While I knew something was up in the Thornwood-Brink house, I was completely floored by the story of Gabriel. I have been both the passenger and the driver in cars that have been pulled off the road due to a child’s unruly behavior, but leaving him? What?!? I could not believe that John/Edward drove away and that Susan/Sarah didn’t open the door and get out, even if the car was moving. I am still dumbfounded when I reread this passage, and want to know, did Moore make this up out of whole cloth or did she actually hear of such an incident in real life? As a parent, I cannot stomach John/Edward’s actions and reaction and just think he is the devil incarnate. A wave of sad understanding (briefly) washed over me for Sarah, because now I understand she is just crazy—crazy with guilt and regret. Witness to and responsible for (equal to John/Edward, in my book) the death of her child. She is now some unhinged creature who, while telling this story to Tassie, can blithely offer Liza (maybe one of Edward’s paramours?) a glass of wine.
Did anyone notice that the narrator shifts to Susan/Sarah in the middle of telling Gabriel’s story (page 239)? We see her inner workings in the midst of this crisis…and what was missing was her maternal instinct to save her child no matter what. Tassie identified it as an “uneasy deferral to power.” What was your reaction to this series of revelations about Susan/Sarah, John/Edward, Gabriel, and Mary-Emma?
So many losses in these two chapters—Gabriel, Mary-Emma, and Robert. But also a couple of important rebirths—Murph’s awakening from her near-death paperwhite poisoning and Tassie’s emergence from Robert’s casket into the arms of her understanding mother. After so many rights of passage, Tassie rises up phoenixlike from the remainders of childhood to face life as an adult. She has gone through many gates and up and down many stairs, and when she is faced with Edward again she knows better.

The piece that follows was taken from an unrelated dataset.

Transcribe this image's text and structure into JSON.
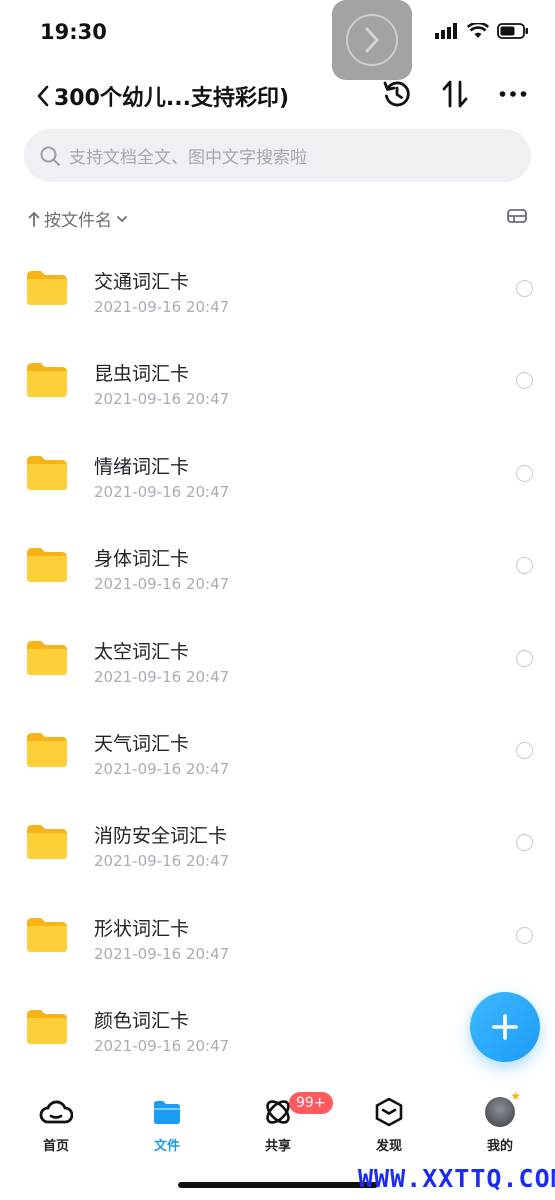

In terms of the novel as a whole, I was a fan. The story swept me away, and yet Moore’s writing encouraged me to pay attention to the details. I wonder to what extent she embroiders her writing with themes she wants to thread through the novel after her first draft is written. One more question for her. I hope you have a few.
It’s time to wrap this discussion up. Thank you so much for your insightful comments and questions. I’d love to hear what you thought about the whole book, as well as Chapters 5 and 6 in particular. I’d also like to get your questions for Lorrie Moore by this Friday, November 6, because she has graciously agreed to answer a few.